Event Title

Identification and amplification of microsatellite and intron markers for use in phylogeographic analysis of the Pygmy Nuthatch

Presenter Information

Stephanie Arnold

Presentation Type

Oral Presentation

College

College of Natural Sciences

Major

Biology

Session Number

2

Location

RM 216

Juror Names

Moderator: Dr. Tomasz Owerkowicz

Start Date

5-21-2015 3:00 PM

End Date

5-21-2015 3:20 PM

Abstract

The pygmy nuthatch, Sitta pygmaea, occupies the long-needled pine forests of western North America. These forests were formerly contiguous but became fragmented following the most recent glacial recession, forming geographically isolated “sky islands” occupied. Pygmy nuthatch populations within these sky islands have since evolved independently. Previous research has utilized mitochondrial DNA to examine the population structure and phylogeography of isolated pygmy nuthatch populations, but this data has yet to be corroborated by nuclear DNA markers. Here, microsatellites identified in the brown-headed nuthatch (Sitta pusilla) and introns common across the avian clade Passeriformes are tested for polymorphisms within the pygmy nuthatch genome. Sequences that prove to be polymorphic within and across populations will be used to assess the genetic structure and phylogeography of the pygmy nuthatch species from a bi-parental nuclear perspective.

Share

COinS
 
May 21st, 3:00 PM May 21st, 3:20 PM

Identification and amplification of microsatellite and intron markers for use in phylogeographic analysis of the Pygmy Nuthatch

RM 216

The pygmy nuthatch, Sitta pygmaea, occupies the long-needled pine forests of western North America. These forests were formerly contiguous but became fragmented following the most recent glacial recession, forming geographically isolated “sky islands” occupied. Pygmy nuthatch populations within these sky islands have since evolved independently. Previous research has utilized mitochondrial DNA to examine the population structure and phylogeography of isolated pygmy nuthatch populations, but this data has yet to be corroborated by nuclear DNA markers. Here, microsatellites identified in the brown-headed nuthatch (Sitta pusilla) and introns common across the avian clade Passeriformes are tested for polymorphisms within the pygmy nuthatch genome.
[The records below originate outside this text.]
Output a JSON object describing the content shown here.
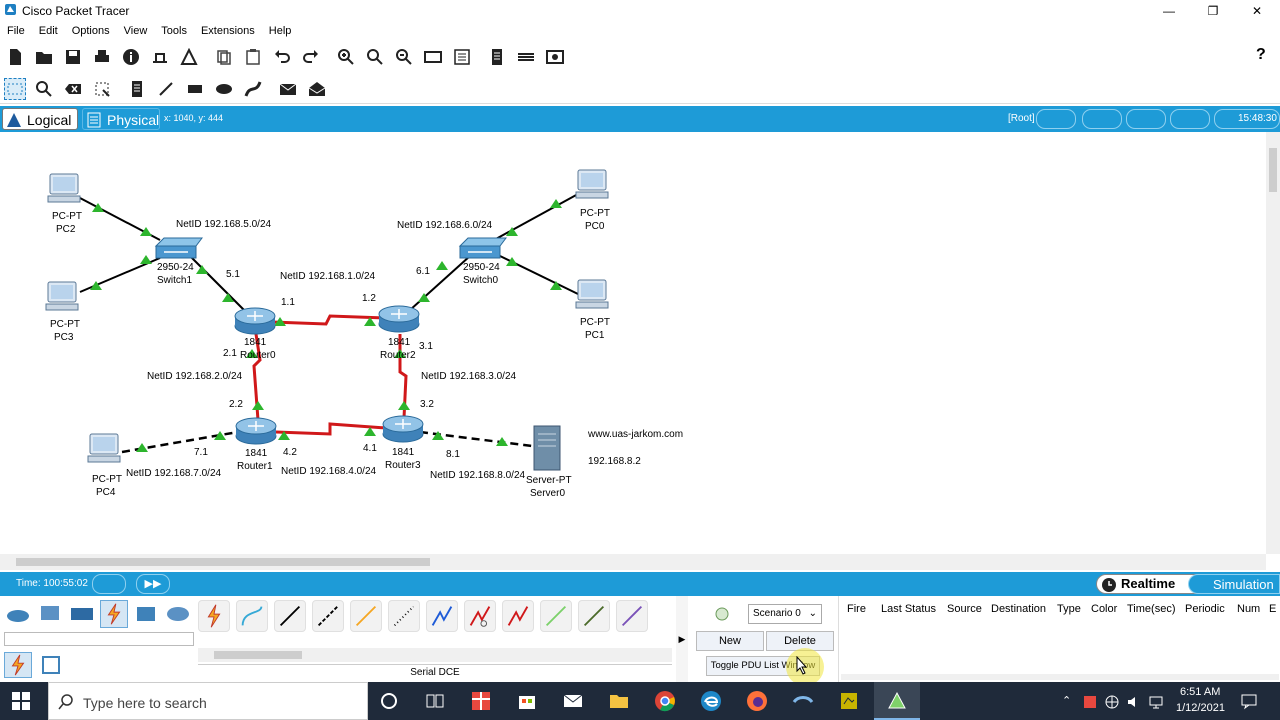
{
  "window": {
    "title": "Cisco Packet Tracer",
    "minimize": "—",
    "restore": "❐",
    "close": "✕"
  },
  "menu": [
    "File",
    "Edit",
    "Options",
    "View",
    "Tools",
    "Extensions",
    "Help"
  ],
  "help_icon": "?",
  "tabs": {
    "logical": "Logical",
    "physical": "Physical"
  },
  "cursor_coords": "x: 1040, y: 444",
  "root_label": "[Root]",
  "clock_short": "15:48:30",
  "topology": {
    "devices": {
      "pc2": [
        "PC-PT",
        "PC2"
      ],
      "pc3": [
        "PC-PT",
        "PC3"
      ],
      "pc0": [
        "PC-PT",
        "PC0"
      ],
      "pc1": [
        "PC-PT",
        "PC1"
      ],
      "pc4": [
        "PC-PT",
        "PC4"
      ],
      "switch1": [
        "2950-24",
        "Switch1"
      ],
      "switch0": [
        "2950-24",
        "Switch0"
      ],
      "router0": [
        "1841",
        "Router0"
      ],
      "router2": [
        "1841",
        "Router2"
      ],
      "router1": [
        "1841",
        "Router1"
      ],
      "router3": [
        "1841",
        "Router3"
      ],
      "server0": [
        "Server-PT",
        "Server0"
      ]
    },
    "nets": {
      "n5": "NetID 192.168.5.0/24",
      "n6": "NetID 192.168.6.0/24",
      "n1": "NetID 192.168.1.0/24",
      "n2": "NetID 192.168.2.0/24",
      "n3": "NetID 192.168.3.0/24",
      "n7": "NetID 192.168.7.0/24",
      "n4": "NetID 192.168.4.0/24",
      "n8": "NetID 192.168.8.0/24"
    },
    "ifaces": {
      "i51": "5.1",
      "i61": "6.1",
      "i11": "1.1",
      "i12": "1.2",
      "i21": "2.1",
      "i31": "3.1",
      "i22": "2.2",
      "i32": "3.2",
      "i71": "7.1",
      "i42": "4.2",
      "i41": "4.1",
      "i81": "8.1"
    },
    "server_url": "www.uas-jarkom.com",
    "server_ip": "192.168.8.2"
  },
  "sim": {
    "time": "Time: 100:55:02",
    "realtime": "Realtime",
    "simulation": "Simulation"
  },
  "connection_label": "Serial DCE",
  "pdu": {
    "scenario": "Scenario 0",
    "new": "New",
    "delete": "Delete",
    "toggle": "Toggle PDU List Window",
    "columns": [
      "Fire",
      "Last Status",
      "Source",
      "Destination",
      "Type",
      "Color",
      "Time(sec)",
      "Periodic",
      "Num",
      "E"
    ]
  },
  "taskbar": {
    "search_placeholder": "Type here to search",
    "time": "6:51 AM",
    "date": "1/12/2021"
  },
  "colors": {
    "accent": "#1e9bd7",
    "link_serial": "#d0181a",
    "link_up": "#2db52d"
  }
}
Sequences that prove to be polymorphic within and across populations will be used to assess the genetic structure and phylogeography of the pygmy nuthatch species from a bi-parental nuclear perspective.